| The Columbus Dispatch
Top-selling Christian rockers Casting Crowns normally play arenas; this year, the band is doing drive-ins.
And on Thursday, it will bring its show to the South Drive-in Theatre in Columbus.
“If you’ve ever wanted to get up close and personal with Casting Crowns from the comfort of your own car, now is your chance,” said Brian Scoggin, the band’s drummer for the past 11 years.
Scoggin, 37, is one of seven members of the group, which got its start in 1999 under the leadership of youth pastor Mark Hall, who continues as the group’s chief songwriter and lead singer. Besides the expected guitar, bass and drums, the group features Megan Garrett on guitar and keyboards and Melodee DeVevo on violin and cello.

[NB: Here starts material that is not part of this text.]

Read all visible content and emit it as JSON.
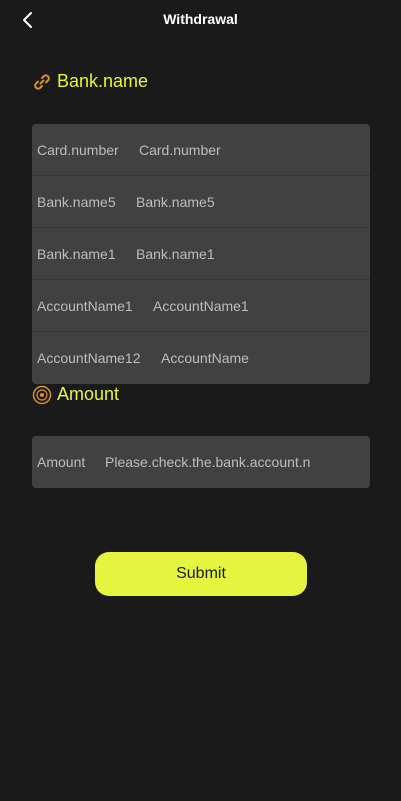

Since its debut album in 2003, the band has hit the top 10 of the Billboard 200 charts several times, and has had numerous No. 1 hits on the Christian charts. Of the band’s 17 albums, seven have sold more than a million copies each.
Scoggin spoke recently by phone from Stephens City, Virginia. The small town, where the band was getting ready to perform, is about an hour west of Washington, and it is typical of many of the drive-in sites on the group’s current tour in that it’s so small that in a normal year, one wouldn’t expect to see a single major concert there.
“The people in these smaller towns aren’t getting a new entertainment show coming through every week. So it’s been nice to go to places where people are excited about having a show come through,” Scoggin said.
The Columbus performance is one of more than than 50 on a tour that stretches from the summer through the end of October, and on which Ohio is well represented, with other stops in Liberty Center, Norwalk, Dayton, Sidney and Tiffin.
Much of the tour is in the Midwest, where drive-ins have survived and thrived. Growing up in central Florida, Scoggin didn’t have much experience with such venues.
“I had one drive-in experience as a kid, and I think that was the only time I ever went. I was so small, and I wasn’t really paying attention to anything,” he said. “I remember getting out of the car, and getting my feet filled up with sandspurs (a particularly unpleasant type of burred grass). I thought, ‘This is terrible!’”
But the venues have grown on him during the tour.
“I’d like to take my kids to one,” he said, referring to his two teenaged sons.
When the tour gets to a site, the band members hole up in a nearby hotel.
“The crew doesn’t want us out there (at the drive-in) because we just get in the way,” Scoggin said.
The crew sets up a pull-behind trailer stage in front of the movie screen, on which the concert is projected. When it’s time for the concert, cars file in. Admission is by the carload rather than the individual, with a maximum of six people per car.
“On our smaller nights, we’ve been seeing about 200 cars, and on our bigger nights, it’s more like 600 cars,” Scoggin said.
Most of the time, Scoggin said, concertgoers don’t stay in their cars, but put lounge chairs out in front of them and settle in for two hours of what Scoggin refers to as “music and teaching.”
“Obviously, we’re a little more spaced out, so it’s not your traditional concert energy,” he said. “But for the concertgoer, it’s kind of a nice VIP environment. You’ve got space, you’re not crammed into a seat. You’ve got freedom to do what you want.”
Like all Casting Crowns tours, this one has a religious purpose.
“The mission is to go out and encourage and strengthen those who believe, and see those who don’t believe come to believe in Christ,” Scoggin said.
That has extra meaning these days given all the division that exists.
“People aren’t going to even understand how it’s going to affect them to be in a place full of people all doing the same thing with love and unity,” he said. “That’s not something we’re seeing in our culture today, but it’s a powerful, powerful thing.”
But the experience isn’t all earnest.
“We’ve seen people pull in with their pickup, and in the back of the pickup they’ve got a hammock. They’re watching the concert, and they’re all snuggled up in their hammock,” he said. “You’re buying concessions from the normal movie theater concession stands, so be prepared to eat popcorn and drink sodas, I guess. It’s funny, lots of times we’re doing some really weighty and serious music, and somebody’s there eating popcorn and hot dogs.”
At a glance
Casting Crowns will perform Thursday at the South Drive-in Theater, 3050 S. High St. Doors open 6 p.m., show begins at dusk. Admission is $100-$175 per car (up to six people per car). For more information and to purchase tickets, visit www.driveintheatertour.com.